Exercise description: Check each line of the data for "icon", and copy the ones that have it.

Dataset rows describing interfaces:
=== Begin Enclosure ===
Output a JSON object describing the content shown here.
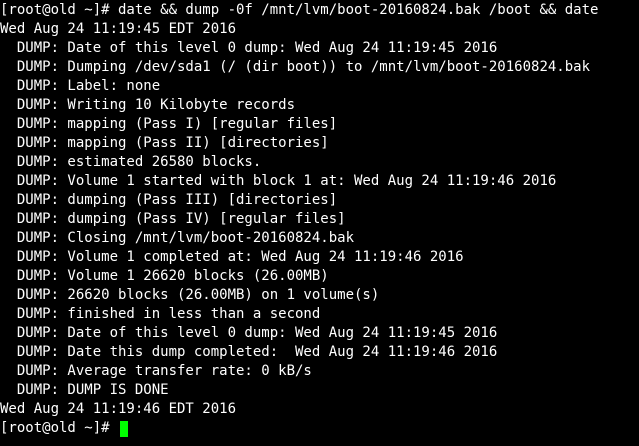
{
  "terminal": {
    "command_line": "[root@old ~]# date && dump -0f /mnt/lvm/boot-20160824.bak /boot && date",
    "date_start": "Wed Aug 24 11:19:45 EDT 2016",
    "dump_lines": [
      "  DUMP: Date of this level 0 dump: Wed Aug 24 11:19:45 2016",
      "  DUMP: Dumping /dev/sda1 (/ (dir boot)) to /mnt/lvm/boot-20160824.bak",
      "  DUMP: Label: none",
      "  DUMP: Writing 10 Kilobyte records",
      "  DUMP: mapping (Pass I) [regular files]",
      "  DUMP: mapping (Pass II) [directories]",
      "  DUMP: estimated 26580 blocks.",
      "  DUMP: Volume 1 started with block 1 at: Wed Aug 24 11:19:46 2016",
      "  DUMP: dumping (Pass III) [directories]",
      "  DUMP: dumping (Pass IV) [regular files]",
      "  DUMP: Closing /mnt/lvm/boot-20160824.bak",
      "  DUMP: Volume 1 completed at: Wed Aug 24 11:19:46 2016",
      "  DUMP: Volume 1 26620 blocks (26.00MB)",
      "  DUMP: 26620 blocks (26.00MB) on 1 volume(s)",
      "  DUMP: finished in less than a second",
      "  DUMP: Date of this level 0 dump: Wed Aug 24 11:19:45 2016",
      "  DUMP: Date this dump completed:  Wed Aug 24 11:19:46 2016",
      "  DUMP: Average transfer rate: 0 kB/s",
      "  DUMP: DUMP IS DONE"
    ],
    "date_end": "Wed Aug 24 11:19:46 EDT 2016",
    "final_prompt": "[root@old ~]# ",
    "colors": {
      "background": "#000000",
      "foreground": "#ffffff",
      "cursor": "#00ff00"
    }
  }
}
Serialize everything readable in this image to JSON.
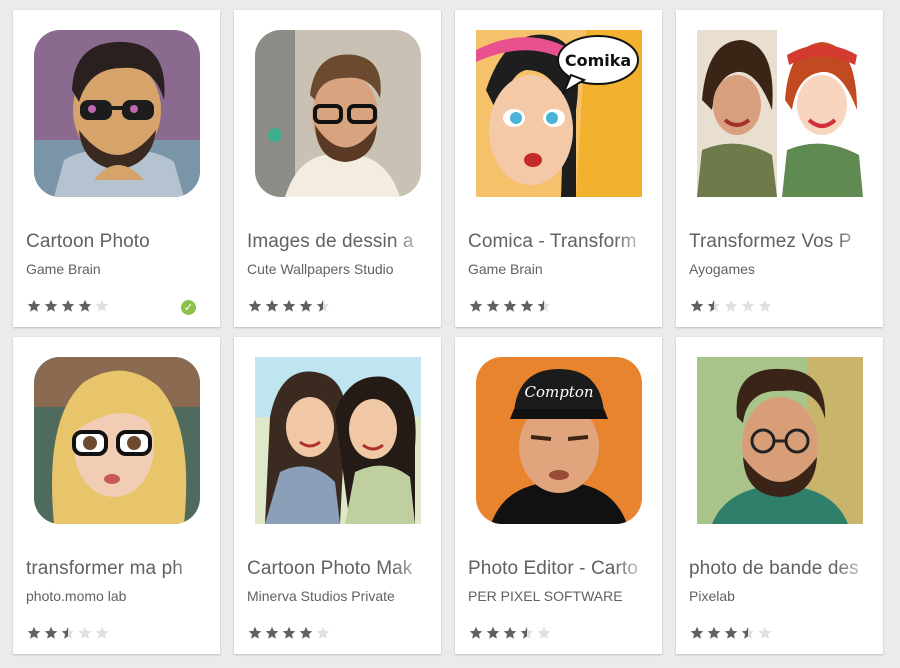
{
  "colors": {
    "background": "#ebebeb",
    "card": "#ffffff",
    "text": "#616161",
    "star_filled": "#616161",
    "star_empty": "#e0e0e0",
    "badge": "#8bc34a"
  },
  "apps": [
    {
      "title": "Cartoon Photo",
      "developer": "Game Brain",
      "rating": 4.0,
      "badge": true,
      "badge_icon": "checkmark-icon"
    },
    {
      "title": "Images de dessin a",
      "developer": "Cute Wallpapers Studio",
      "rating": 4.5
    },
    {
      "title": "Comica - Transform",
      "developer": "Game Brain",
      "rating": 4.5,
      "thumb_text": "Comika"
    },
    {
      "title": "Transformez Vos P",
      "developer": "Ayogames",
      "rating": 1.5
    },
    {
      "title": "transformer ma ph",
      "developer": "photo.momo lab",
      "rating": 2.5
    },
    {
      "title": "Cartoon Photo Mak",
      "developer": "Minerva Studios Private",
      "rating": 4.0
    },
    {
      "title": "Photo Editor - Carto",
      "developer": "PER PIXEL SOFTWARE",
      "rating": 3.5,
      "thumb_text": "Compton"
    },
    {
      "title": "photo de bande des",
      "developer": "Pixelab",
      "rating": 3.5
    }
  ]
}
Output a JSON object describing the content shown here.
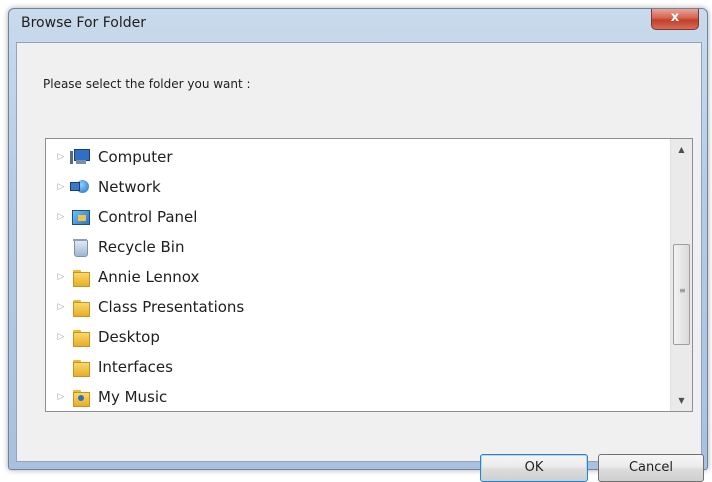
{
  "window": {
    "title": "Browse For Folder",
    "close_label": "x"
  },
  "dialog": {
    "prompt": "Please select the folder you want :"
  },
  "tree": {
    "items": [
      {
        "label": "Computer",
        "icon": "computer-icon",
        "expandable": true
      },
      {
        "label": "Network",
        "icon": "network-icon",
        "expandable": true
      },
      {
        "label": "Control Panel",
        "icon": "control-panel-icon",
        "expandable": true
      },
      {
        "label": "Recycle Bin",
        "icon": "recycle-bin-icon",
        "expandable": false
      },
      {
        "label": "Annie Lennox",
        "icon": "folder-icon",
        "expandable": true
      },
      {
        "label": "Class Presentations",
        "icon": "folder-icon",
        "expandable": true
      },
      {
        "label": "Desktop",
        "icon": "folder-icon",
        "expandable": true
      },
      {
        "label": "Interfaces",
        "icon": "folder-icon",
        "expandable": false
      },
      {
        "label": "My Music",
        "icon": "music-folder-icon",
        "expandable": true
      }
    ],
    "expander_glyph": "▷",
    "scroll_up_glyph": "▲",
    "scroll_down_glyph": "▼",
    "scroll_grip_glyph": "≡"
  },
  "buttons": {
    "ok_label": "OK",
    "cancel_label": "Cancel"
  },
  "colors": {
    "title_bar": "#b7cce3",
    "close_button": "#c1402b",
    "ok_focus_border": "#3c7fb1"
  }
}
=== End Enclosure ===
Answer space:
      "badge_icon": "checkmark-icon"
        "icon": "computer-icon",
        "icon": "network-icon",
        "icon": "control-panel-icon",
        "icon": "recycle-bin-icon",
        "icon": "folder-icon",
        "icon": "folder-icon",
        "icon": "folder-icon",
        "icon": "folder-icon",
        "icon": "music-folder-icon",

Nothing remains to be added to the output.